The benefits of virtualization are well known at this point. It’s not like it’s a new technology. It’s been an industry standard for the last five or six years, if not longer. However, we’re still seeing some mid-market customers that are hesitant to jump on the virtualization bandwagon. While many of these organizations don’t have a robust Fortune 50-type infrastructure, that doesn’t mean they can’t benefit from virtualization.
Those benefits are extensive. For example, the consolidation of an organization’s IT infrastructure, and anytime, anywhere access to its applications.
The main concern frequently expressed in our conversations with customers who are considering a switch to virtualization is in regards to business continuity. IT is being challenged more than ever to assure critical applications are always available to support lines of business.

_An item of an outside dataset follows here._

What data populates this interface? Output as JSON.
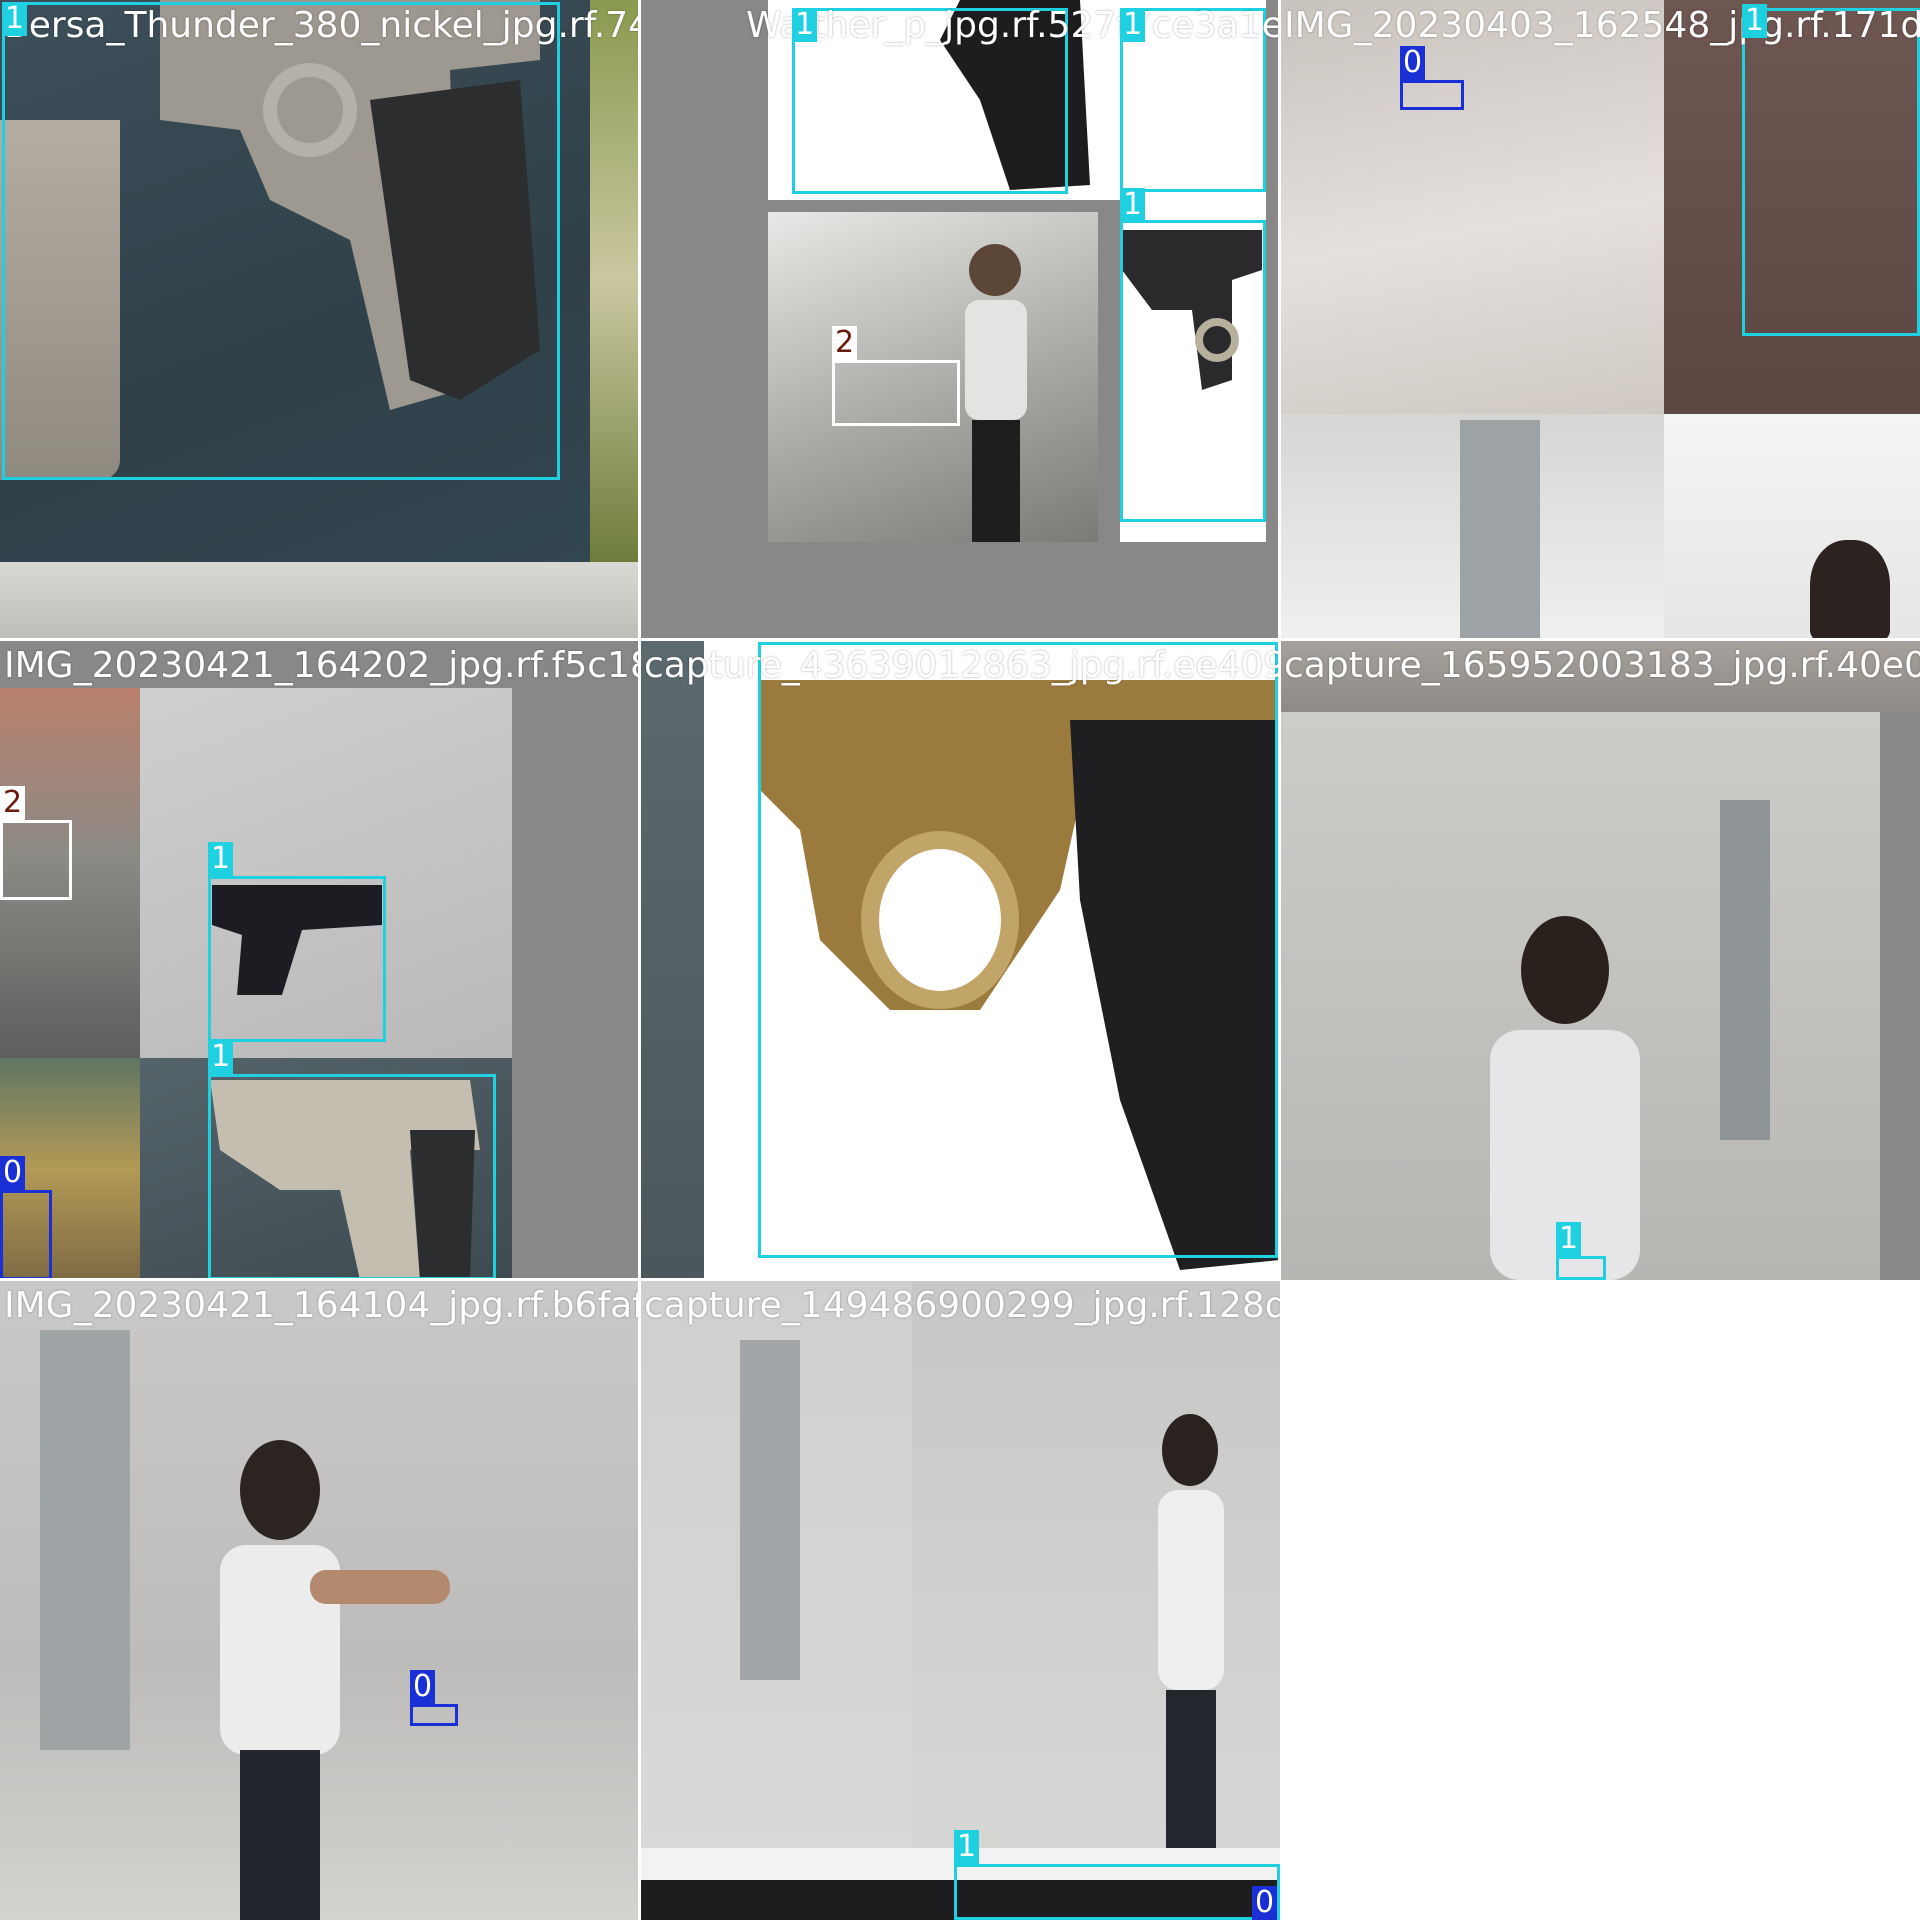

Business continuity relies on access, and there’s no better platform for providing that access than a virtualized infrastructure. Employees require access to the applications they need to be productive, and customers must have access to the information they rely on to run their organization. Think about how much business would be affected if an organization’s email server went down for three or four hours. That’s lost worker productivity. Not to mention, if a customer had a complaint and couldn’t get it answered in time, he’d likely move on to a different vendor. Imagine how a financial company would be impacted if their e-commerce site went down.

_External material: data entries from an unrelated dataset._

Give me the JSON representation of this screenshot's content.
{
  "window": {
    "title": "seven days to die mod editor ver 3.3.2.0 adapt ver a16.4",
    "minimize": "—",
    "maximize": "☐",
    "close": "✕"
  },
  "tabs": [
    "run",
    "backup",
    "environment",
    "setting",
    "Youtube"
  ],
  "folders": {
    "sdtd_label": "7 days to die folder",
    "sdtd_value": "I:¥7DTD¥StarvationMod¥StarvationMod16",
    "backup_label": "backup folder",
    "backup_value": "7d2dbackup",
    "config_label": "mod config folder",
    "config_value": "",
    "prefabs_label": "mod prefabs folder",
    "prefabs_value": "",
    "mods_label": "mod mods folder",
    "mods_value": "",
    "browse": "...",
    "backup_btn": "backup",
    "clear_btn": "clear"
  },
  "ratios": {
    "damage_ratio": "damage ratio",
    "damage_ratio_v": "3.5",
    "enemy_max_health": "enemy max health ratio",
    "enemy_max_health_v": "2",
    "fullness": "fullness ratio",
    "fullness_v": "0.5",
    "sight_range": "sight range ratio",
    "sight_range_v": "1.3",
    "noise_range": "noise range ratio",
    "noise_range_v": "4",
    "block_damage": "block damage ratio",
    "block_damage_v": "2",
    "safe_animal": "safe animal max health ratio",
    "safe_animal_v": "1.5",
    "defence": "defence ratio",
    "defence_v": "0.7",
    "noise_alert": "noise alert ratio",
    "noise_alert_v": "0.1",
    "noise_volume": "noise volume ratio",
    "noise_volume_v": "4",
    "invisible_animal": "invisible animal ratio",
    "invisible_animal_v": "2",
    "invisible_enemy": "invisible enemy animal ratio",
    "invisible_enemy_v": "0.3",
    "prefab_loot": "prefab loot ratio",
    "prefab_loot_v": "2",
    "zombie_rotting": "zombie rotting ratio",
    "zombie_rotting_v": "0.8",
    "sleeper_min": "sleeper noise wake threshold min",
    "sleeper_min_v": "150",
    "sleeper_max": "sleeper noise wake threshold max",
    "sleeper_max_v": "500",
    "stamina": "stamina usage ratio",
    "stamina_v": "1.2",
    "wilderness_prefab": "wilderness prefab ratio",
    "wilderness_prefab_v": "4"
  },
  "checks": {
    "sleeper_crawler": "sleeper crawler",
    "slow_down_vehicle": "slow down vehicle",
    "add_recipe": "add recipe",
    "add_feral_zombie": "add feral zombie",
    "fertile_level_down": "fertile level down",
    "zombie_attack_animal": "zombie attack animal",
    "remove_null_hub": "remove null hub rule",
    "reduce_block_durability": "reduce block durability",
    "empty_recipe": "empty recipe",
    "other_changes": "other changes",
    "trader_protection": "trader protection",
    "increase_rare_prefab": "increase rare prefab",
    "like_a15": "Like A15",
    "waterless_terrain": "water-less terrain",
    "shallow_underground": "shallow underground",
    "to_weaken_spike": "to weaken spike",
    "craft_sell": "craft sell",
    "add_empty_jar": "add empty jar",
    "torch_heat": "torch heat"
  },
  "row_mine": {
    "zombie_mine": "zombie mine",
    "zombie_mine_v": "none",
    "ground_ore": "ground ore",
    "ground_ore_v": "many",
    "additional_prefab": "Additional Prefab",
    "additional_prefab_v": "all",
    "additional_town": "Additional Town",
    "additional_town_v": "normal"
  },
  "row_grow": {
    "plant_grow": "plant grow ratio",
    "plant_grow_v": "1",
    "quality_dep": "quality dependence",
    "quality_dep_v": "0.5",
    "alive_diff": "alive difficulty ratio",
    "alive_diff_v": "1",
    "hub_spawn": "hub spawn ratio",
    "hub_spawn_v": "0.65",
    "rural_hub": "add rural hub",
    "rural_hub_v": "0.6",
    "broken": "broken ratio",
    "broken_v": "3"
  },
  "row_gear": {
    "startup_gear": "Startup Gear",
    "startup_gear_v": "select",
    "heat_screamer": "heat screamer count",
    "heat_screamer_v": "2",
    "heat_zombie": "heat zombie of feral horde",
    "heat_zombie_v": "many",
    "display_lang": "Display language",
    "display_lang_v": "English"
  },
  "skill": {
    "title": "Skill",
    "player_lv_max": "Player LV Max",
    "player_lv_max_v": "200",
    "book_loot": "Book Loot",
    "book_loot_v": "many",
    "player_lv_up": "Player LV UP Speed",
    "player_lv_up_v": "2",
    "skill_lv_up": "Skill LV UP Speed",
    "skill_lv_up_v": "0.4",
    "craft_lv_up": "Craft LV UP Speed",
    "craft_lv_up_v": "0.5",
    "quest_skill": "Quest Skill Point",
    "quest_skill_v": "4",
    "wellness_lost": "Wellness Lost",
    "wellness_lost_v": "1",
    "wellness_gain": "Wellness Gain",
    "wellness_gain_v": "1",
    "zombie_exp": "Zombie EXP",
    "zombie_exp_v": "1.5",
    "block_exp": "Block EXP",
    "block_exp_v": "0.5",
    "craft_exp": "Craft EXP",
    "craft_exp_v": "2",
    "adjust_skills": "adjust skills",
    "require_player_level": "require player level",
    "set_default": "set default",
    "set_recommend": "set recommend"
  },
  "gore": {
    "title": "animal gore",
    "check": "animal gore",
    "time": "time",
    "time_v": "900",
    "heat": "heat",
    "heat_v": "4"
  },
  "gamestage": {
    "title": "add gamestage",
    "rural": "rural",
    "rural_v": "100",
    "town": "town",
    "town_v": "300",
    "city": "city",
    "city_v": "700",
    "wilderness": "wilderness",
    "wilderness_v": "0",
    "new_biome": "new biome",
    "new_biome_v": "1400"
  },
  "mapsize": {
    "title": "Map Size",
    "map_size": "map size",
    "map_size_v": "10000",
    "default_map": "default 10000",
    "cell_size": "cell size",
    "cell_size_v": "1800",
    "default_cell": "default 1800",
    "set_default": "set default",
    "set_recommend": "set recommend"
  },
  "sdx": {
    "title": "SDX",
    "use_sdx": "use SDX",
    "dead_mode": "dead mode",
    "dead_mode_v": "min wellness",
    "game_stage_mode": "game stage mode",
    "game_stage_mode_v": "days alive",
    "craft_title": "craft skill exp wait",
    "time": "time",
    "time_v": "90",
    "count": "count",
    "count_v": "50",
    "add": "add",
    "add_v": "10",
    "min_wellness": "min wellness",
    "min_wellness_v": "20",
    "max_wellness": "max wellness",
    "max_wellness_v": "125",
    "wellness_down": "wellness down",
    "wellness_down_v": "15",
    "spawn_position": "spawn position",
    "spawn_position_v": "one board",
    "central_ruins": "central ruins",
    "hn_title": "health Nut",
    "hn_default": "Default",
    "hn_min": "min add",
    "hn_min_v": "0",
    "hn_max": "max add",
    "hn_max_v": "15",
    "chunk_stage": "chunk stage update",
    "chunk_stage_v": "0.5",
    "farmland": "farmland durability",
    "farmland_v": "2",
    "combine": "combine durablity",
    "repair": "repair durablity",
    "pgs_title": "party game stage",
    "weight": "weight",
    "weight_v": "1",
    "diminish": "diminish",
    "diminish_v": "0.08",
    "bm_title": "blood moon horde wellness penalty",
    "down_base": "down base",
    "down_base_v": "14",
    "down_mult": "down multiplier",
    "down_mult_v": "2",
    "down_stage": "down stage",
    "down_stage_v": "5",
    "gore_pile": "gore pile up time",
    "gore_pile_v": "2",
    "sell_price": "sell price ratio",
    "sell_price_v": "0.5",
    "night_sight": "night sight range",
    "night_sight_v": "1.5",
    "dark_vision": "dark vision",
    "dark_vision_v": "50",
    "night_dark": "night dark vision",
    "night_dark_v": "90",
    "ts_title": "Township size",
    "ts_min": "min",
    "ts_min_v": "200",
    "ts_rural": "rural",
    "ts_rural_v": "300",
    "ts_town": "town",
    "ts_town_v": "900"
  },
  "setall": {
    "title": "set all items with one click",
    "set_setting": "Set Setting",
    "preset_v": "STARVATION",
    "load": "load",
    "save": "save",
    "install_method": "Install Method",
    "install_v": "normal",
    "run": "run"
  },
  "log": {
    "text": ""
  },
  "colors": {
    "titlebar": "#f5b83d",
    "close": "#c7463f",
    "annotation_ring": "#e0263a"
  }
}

Virtualized infrastructure can offer almost zero downtime and high availability of all servers, turning an IT team loose to provide strategic business value instead of keeping up with daily demand. As a result we typically see customers meeting business requirements at a fairly low cost, spending less time trying to put out daily fires, and managing more workloads with a higher level of productivity.
Virtualizing IT and potentially migrating business apps to the cloud might sound all well and good, but what happens when an organization’s employees start connecting their personal devices to secure web apps hosted in the cloud? This is where another common concern comes in. Companies want to empower employees to be productive and work when and how they want to. IT wants to lock down employees to assure adherence to security policies.
This is the missing piece to the BYOD argument. It’s not the devices that are the problem; it’s the network they’re connected to. Build an infrastructure with the mobile workplace in mind and it’ll perform exactly as it should. That way, instead of doing damage control and plugging holes in a company’s security policy, the correct infrastructure and application permissions are already properly implemented. At the end of the day, it’s about delivering the tools employees need, when and where they need them, so they can be productive and meet the business objectives they are hired to do. IT is responsible for making sure applications and data can be delivered securely to any device, anytime, anywhere.
So when it comes to business continuity and empowering the mobile workforce, leveraging a highly virtualized environment is the foundation of building a modern infrastructure that can adapt to ever changing IT landscapes and business requirements.